## Extracted data entries:
_ _ _ _
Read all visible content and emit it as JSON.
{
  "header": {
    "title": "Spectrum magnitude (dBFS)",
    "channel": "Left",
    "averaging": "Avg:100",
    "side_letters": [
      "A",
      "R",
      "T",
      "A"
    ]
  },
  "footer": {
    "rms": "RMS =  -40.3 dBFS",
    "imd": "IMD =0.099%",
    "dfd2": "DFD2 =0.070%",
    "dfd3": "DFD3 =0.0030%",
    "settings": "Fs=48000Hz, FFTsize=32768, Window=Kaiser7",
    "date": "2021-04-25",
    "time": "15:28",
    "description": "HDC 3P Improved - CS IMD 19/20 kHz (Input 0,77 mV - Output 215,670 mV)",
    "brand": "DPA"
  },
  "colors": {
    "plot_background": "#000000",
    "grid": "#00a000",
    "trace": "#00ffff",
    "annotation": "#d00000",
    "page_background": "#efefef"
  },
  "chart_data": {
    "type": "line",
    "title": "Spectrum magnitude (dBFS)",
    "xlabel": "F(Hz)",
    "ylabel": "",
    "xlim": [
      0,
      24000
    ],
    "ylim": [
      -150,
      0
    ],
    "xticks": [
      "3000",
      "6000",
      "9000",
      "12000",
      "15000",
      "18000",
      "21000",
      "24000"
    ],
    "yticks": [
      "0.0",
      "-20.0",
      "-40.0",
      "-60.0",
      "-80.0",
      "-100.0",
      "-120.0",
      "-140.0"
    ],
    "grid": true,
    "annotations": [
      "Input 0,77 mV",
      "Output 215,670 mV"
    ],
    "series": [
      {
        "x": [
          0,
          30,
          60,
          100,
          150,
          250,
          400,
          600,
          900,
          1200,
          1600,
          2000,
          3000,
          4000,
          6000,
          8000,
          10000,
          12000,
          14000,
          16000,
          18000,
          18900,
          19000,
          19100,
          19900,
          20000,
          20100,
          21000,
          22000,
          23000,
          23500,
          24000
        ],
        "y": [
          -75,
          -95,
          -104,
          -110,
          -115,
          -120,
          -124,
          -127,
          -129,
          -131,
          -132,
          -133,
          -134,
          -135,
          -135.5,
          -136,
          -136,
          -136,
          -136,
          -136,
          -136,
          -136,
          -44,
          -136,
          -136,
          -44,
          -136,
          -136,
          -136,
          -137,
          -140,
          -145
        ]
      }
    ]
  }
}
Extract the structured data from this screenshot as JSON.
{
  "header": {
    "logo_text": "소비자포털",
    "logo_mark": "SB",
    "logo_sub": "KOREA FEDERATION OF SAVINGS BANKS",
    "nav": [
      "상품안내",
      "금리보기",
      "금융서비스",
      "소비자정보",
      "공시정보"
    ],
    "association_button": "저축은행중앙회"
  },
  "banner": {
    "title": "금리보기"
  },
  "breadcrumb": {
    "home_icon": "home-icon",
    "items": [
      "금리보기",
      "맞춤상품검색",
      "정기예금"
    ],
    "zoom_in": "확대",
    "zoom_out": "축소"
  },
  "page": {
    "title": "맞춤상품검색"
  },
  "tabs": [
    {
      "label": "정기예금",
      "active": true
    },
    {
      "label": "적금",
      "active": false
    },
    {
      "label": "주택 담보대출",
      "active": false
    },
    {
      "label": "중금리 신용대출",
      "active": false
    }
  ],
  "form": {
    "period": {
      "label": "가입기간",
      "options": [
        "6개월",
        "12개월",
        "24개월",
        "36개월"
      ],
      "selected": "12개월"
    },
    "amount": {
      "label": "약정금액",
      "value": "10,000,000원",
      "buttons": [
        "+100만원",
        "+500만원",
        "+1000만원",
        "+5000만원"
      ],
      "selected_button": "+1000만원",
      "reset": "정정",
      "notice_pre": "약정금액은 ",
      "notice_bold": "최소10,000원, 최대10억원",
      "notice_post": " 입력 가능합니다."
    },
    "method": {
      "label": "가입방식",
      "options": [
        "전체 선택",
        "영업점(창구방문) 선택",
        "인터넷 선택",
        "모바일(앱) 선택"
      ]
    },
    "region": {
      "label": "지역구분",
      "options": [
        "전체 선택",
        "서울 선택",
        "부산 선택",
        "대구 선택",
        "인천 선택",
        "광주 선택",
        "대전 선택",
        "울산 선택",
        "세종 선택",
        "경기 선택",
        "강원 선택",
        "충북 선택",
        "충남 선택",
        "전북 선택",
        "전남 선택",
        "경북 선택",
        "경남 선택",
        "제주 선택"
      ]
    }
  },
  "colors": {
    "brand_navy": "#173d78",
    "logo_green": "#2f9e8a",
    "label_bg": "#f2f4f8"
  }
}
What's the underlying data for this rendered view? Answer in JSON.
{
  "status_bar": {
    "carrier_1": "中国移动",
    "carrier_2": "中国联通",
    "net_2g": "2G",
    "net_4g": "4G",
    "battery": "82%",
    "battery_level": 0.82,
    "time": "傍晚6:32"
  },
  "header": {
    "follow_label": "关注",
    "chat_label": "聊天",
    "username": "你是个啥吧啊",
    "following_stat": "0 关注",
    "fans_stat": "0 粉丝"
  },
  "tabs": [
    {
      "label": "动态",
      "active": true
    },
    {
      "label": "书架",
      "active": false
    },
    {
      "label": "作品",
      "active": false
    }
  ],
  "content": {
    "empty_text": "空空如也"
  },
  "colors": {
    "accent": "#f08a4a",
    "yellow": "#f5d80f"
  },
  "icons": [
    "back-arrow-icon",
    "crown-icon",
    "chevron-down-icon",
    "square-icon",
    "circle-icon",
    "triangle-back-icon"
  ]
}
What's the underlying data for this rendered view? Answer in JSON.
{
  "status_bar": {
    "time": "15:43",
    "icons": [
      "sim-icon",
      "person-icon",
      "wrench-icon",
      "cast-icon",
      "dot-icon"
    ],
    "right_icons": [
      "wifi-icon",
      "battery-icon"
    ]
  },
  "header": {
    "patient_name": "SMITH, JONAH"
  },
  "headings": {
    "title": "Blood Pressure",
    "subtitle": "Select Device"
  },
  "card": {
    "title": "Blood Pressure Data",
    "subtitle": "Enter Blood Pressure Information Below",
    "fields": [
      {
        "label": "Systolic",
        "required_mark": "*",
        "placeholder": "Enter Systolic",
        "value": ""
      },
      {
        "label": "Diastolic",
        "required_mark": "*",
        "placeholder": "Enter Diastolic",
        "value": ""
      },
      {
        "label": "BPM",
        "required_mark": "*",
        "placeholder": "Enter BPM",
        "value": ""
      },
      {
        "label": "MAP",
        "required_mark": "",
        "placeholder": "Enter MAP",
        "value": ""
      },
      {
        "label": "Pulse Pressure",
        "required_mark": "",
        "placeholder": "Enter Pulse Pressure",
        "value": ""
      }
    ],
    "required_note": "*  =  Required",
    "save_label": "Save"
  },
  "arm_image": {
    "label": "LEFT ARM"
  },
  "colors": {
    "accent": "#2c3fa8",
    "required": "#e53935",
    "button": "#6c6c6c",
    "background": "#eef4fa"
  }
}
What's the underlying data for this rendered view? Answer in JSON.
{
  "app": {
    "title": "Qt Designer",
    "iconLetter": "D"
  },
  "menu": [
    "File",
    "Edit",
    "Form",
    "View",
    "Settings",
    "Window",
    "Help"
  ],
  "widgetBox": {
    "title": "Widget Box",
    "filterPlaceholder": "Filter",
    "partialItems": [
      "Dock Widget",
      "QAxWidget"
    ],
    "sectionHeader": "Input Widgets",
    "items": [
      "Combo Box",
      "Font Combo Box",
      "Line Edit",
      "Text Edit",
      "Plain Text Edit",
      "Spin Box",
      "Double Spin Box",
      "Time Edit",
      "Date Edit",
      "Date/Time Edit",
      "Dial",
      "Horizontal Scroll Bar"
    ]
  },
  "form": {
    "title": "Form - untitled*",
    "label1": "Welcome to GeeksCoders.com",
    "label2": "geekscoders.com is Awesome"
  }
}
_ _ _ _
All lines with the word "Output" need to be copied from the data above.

## YOUR SOLUTION:
    "description": "HDC 3P Improved - CS IMD 19/20 kHz (Input 0,77 mV - Output 215,670 mV)",
      "Output 215,670 mV"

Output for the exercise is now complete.